■ Exercise ■
Your response should reproduce every line of the entries that contains the word "Bitcoin".

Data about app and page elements
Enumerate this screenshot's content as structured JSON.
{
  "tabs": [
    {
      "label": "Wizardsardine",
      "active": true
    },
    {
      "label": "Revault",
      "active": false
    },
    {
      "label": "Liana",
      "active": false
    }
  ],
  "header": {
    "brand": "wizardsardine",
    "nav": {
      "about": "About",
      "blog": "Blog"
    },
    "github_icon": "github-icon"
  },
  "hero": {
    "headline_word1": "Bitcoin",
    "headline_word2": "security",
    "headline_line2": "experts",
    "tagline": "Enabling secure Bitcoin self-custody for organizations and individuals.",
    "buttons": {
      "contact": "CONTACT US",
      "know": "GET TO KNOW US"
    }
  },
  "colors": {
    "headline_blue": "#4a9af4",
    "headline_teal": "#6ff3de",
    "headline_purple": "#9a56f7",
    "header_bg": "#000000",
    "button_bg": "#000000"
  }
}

■ Answer below ■
    "headline_word1": "Bitcoin",
    "tagline": "Enabling secure Bitcoin self-custody for organizations and individuals.",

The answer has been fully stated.